Today’s IR professionals need everything from an ability to interpret data to an understanding of how others think. This article focuses on the second part of the Impact Session from the 2019 AIR Forum, An Exploration: What is IR?, which looks at skills needed by IR professionals, whether a new hire or a senior-level leader.
What knowledge, skills, or competencies do IR professionals need?
Narren Brown: In terms of hiring, there’s a skill I look for most. It’s outside of technical skills. When I write a job description, technical skills are clearly outlined - but I look for curiosity more than anything. I had two candidates one time, and during the practical skills section, and one candidate (who on paper was by far better than the other candidate) quit the process. The second candidate used the resources at their disposal including a search tool. They had a basic set of technical skills but also had the curiosity and desire to keep learning. They taught themselves practical skills as they evolved. A month ago, this person rewrote one of my queries to make it run better, and I was simultaneously hurt and proud. I need someone who is curious about learning and growing, because that is infectious. These types of people have an easier time relating to folks, which is part of their role.
Junelyn Peeples: If you’re hiring someone new, look for coachability and whether they ask a lot of questions. If they have these traits, you can really work with any deficiencies or skills they haven’t professionally developed yet. You can also then teach them how things work at your institution. I run fast and hard - I'm always high octane. I don't need someone to have the same level of intensity as I do, but I am looking for someone who is just as dedicated.
The future of IR requires us to be a whole lot more versatile. We need IT savvy folks, strategic thinkers, enrollment managers, alumni relations manager, etc. A more senior person should have those skill sets.
Jonathan Gagliardi: Having someone who is willing to try is crucial. More and more, what I’m seeing is that folks are willing to "socialize" the problem or the request, even if they don’t have the expertise. Get the right folks around the table, as that encapsulates a lot of what we’re talking about. Identify the right stakeholders who should be at the table, even if you don’t know everything. Tell me what you think I should do with the data. I have less and less time to even be able to distill it, to boil it down myself. Look for the ability to connect, curiosity, and willingness to try.
Rachana Bhatt: Look for someone who is logical. The way they rationalize and approach a problem is key. Step back and think abut the big picture and ask “what am I trying to get at?” Does what I put down on paper match that? Do they dovetail?
I need someone who pays attention to detail: We work in numbers, and it’s really easy to switch a 3 to an 8. As you’re working, do some quality control. At the end of the day, if there’s a discrepancy, there will be 15 people knocking on your door.

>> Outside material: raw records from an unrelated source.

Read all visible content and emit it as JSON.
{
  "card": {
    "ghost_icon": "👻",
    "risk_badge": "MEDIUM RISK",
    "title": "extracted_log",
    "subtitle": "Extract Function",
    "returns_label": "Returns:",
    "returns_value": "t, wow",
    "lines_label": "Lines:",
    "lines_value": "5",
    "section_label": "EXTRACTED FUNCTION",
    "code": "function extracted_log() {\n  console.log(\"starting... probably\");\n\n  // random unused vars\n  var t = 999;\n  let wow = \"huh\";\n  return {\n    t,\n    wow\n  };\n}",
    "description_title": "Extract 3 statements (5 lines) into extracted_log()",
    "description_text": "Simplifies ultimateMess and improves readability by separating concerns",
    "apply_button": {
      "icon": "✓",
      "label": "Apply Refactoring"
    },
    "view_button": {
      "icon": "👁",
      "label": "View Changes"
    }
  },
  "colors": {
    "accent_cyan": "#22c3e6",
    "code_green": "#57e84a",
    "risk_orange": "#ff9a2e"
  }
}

Look for good communication skills. We're often the ones receiving a request, and the requester may or may not know about data. You need someone who can say, “I think what your question is, is this." or "By the way, you may want trend data so you can compare over time.”
Question from the audience: What skills did you, personally, need? Because I’d like to become you.
Rachana: Organizational skills, delegation skills, and management skills. Establish a framework and expectations and be part of the process. You need to understand both what the work is and how to get your staff to do the work.
Junelyn: Good research skills: research design, methodology, types of approaches, and why they’d be relevant. People come into my office with a question and they leave with a completely different question. Teasing out what someone really needs requires the ability to listen, understand the various approaches to conduct research that are compatible with the request, and the ability to execute it. You have to be constantly learning about what is being discovered in the field of research and how to apply these skills. For example: Is the data replicable? Is it valid? Can you relay what you found and tell the pertinent stories to help inform decision making?
Jonathan: You need to have a thick skin, particularly early on. Can anyone remember when you were first staring and you were fresh and knew everything? And then you got feedback and your draft got torn apart? What you know about methods, you might not know about your campus - and vice versa. Take criticism with a smile. IR folks sometime have the reputation of being a little surly and not being able to take feedback well.
Narren: For me, growth in my career has coordinated with growth of my people skills, which helps to mask my surliness. (laughter)
Continue the conversation by tweeting @AIR4Data and using the hashtag #IRWaterCooler.